Through games of Thursday, April 26, major-league baseball's attendance is up 1,161 per game, or about 4.1 percent, according to this table from baseball-reference.com.
That's great, right? Bodes well for a significant attendance bump all summer long, right?
Not so fast. The biggest per-game increase in attendance this season has been registered by the Marlins, who are up 9,615 per game. You surely know the reason for that -- new-stadium bump, which has happened to every team that's opened a new ballpark. The Marlins had registered almost no change in attendance over the last three seasons, averaging around 18,000 per game each year from 2009-2011.
So take out the Marlins' numbers and what do we find? The Marlins' increase of 67,307 accounts for 20 percent of the total increase of 328,612.
Creative accounting might account for another 33,625 (or 10 percent) of the listed increase -- that's what's given as the increase in Chicago Cubs attendance. But as I detailed at Bleed Cubbie Blue, the Cubs have had an estimated 163,000 no-shows already this year, or over 12,500 per date.
Granted, those tickets are already sold. But teams lose concession and souvenir dollars when sold seats are empty, and how will this translate to ticket sales later in the season if the Cubs (or teams in attendance decline like the Twins or Padres) continue to play poorly?
Also, take a look at the photo attached to this article. That's Progressive Field in Cleveland about mid-game on Thursday. Now, the weather was foggy and cool -- 58 degrees -- and it was played on a weekday afternoon with schools still in session.
Announced attendance was 9,229. Does that look like anywhere close to 9,000-plus people? You could probably count them, if you enlarged the photo.

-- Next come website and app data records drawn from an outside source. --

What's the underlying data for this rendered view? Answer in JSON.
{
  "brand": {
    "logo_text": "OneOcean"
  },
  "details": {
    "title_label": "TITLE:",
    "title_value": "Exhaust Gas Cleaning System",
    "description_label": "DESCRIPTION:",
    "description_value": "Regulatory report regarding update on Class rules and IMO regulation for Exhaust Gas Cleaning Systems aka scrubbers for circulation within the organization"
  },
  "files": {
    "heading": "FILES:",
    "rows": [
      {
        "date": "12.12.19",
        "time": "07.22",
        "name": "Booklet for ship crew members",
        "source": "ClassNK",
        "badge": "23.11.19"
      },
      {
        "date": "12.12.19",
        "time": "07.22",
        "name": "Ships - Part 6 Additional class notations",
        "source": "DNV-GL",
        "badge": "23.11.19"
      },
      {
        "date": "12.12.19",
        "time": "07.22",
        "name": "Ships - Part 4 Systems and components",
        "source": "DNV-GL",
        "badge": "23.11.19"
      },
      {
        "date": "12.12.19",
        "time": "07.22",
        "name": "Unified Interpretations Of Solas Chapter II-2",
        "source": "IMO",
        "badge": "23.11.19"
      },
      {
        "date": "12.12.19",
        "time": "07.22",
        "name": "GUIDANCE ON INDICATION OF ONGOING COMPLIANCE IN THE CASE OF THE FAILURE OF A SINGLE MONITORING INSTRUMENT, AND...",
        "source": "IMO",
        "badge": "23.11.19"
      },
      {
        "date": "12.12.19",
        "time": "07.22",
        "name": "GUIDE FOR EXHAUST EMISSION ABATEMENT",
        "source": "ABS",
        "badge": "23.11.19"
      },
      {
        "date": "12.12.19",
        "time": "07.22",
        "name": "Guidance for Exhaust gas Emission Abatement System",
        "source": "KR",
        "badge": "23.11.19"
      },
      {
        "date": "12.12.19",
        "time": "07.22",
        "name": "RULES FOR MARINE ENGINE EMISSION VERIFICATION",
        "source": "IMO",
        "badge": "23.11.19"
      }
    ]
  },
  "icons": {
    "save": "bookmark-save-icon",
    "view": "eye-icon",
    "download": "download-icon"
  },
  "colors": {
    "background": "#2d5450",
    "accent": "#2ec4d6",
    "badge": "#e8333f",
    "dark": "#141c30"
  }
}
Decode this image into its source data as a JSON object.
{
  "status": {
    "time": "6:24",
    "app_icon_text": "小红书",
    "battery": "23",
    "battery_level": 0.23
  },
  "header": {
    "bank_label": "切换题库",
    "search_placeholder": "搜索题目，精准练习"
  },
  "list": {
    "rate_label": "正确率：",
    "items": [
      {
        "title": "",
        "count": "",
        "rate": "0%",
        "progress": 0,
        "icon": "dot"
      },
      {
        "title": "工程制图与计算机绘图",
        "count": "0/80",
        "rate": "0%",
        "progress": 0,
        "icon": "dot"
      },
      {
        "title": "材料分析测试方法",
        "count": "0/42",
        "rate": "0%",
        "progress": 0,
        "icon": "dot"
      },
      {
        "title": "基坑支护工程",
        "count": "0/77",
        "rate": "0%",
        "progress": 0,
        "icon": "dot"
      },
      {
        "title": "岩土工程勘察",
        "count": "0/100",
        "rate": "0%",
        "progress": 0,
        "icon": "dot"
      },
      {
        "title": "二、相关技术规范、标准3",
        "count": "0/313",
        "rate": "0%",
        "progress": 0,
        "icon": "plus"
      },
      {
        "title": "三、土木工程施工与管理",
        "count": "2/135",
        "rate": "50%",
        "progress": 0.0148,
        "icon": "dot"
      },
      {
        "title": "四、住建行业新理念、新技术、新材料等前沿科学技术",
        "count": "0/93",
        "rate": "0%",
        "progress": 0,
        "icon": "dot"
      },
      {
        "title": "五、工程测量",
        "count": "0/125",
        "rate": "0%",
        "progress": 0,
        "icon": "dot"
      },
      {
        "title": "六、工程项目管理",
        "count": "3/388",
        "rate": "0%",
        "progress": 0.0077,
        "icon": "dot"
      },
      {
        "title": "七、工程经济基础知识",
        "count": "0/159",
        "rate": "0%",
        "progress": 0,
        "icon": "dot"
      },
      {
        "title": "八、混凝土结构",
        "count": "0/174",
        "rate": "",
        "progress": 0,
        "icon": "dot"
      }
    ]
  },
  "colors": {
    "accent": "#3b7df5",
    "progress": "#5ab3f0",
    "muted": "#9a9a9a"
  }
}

There were probably fewer than 1,000 people in the seats in Cleveland for Thursday's game -- and that was the fourth time in eight home dates that the Tribe had an announced "crowd" of under 10,000.
This will change. Weather will warm up, schools will let out. At Biz of Baseball in the offseason, Maury Brown wrote five reasons he thinks attendance will be up this year; the Marlins' increase was one of the reasons. Brown also posted these guesses for all 30 teams, and whether they'd be up or down, and by how much. Among those he thought would be up "dramatically" was the Dodgers -- but they're near the bottom of the list, down 2,573 per game for their first nine home dates. And then there's this:
On the face of it, one might be asking how moving Albert Pujols to the Angels creates an attendance increase. After all, won’t it be offset by a decline in St. Louis? Not the way the chips landed. With the Cardinals winning the World Series, the loss of Pujols, while nothing to scoff at from a marketing perspective, is not as great as it could have been if the Cards had not won. The Angels become the ultimate beneficiary in winning the Pujols sweepstake. While the Angels still ranked 5 in attendance for 2011 they saw a decline of 84,495 in paid attendance from 2010, a drop of 2.6 percent. With Angel Stadium filled to 89 percent of capacity last season, there are plenty of seats that can be filled, and will be with the addition of the super star. Look for a healthy bump by the Angels this year in the attendance dept.
And where do the Angels sit right now, after 10 home dates and a poor start to their season? Near the bottom of the list, down 41,136, or an average of 4,114 per game. If they don't turn around their season -- and Rob Neyer has some ideas on how they can -- the Angels, who thought they might have bought themselves a championship last winter, could be looking at a season with fewer butts in the seats to pay for those big contracts.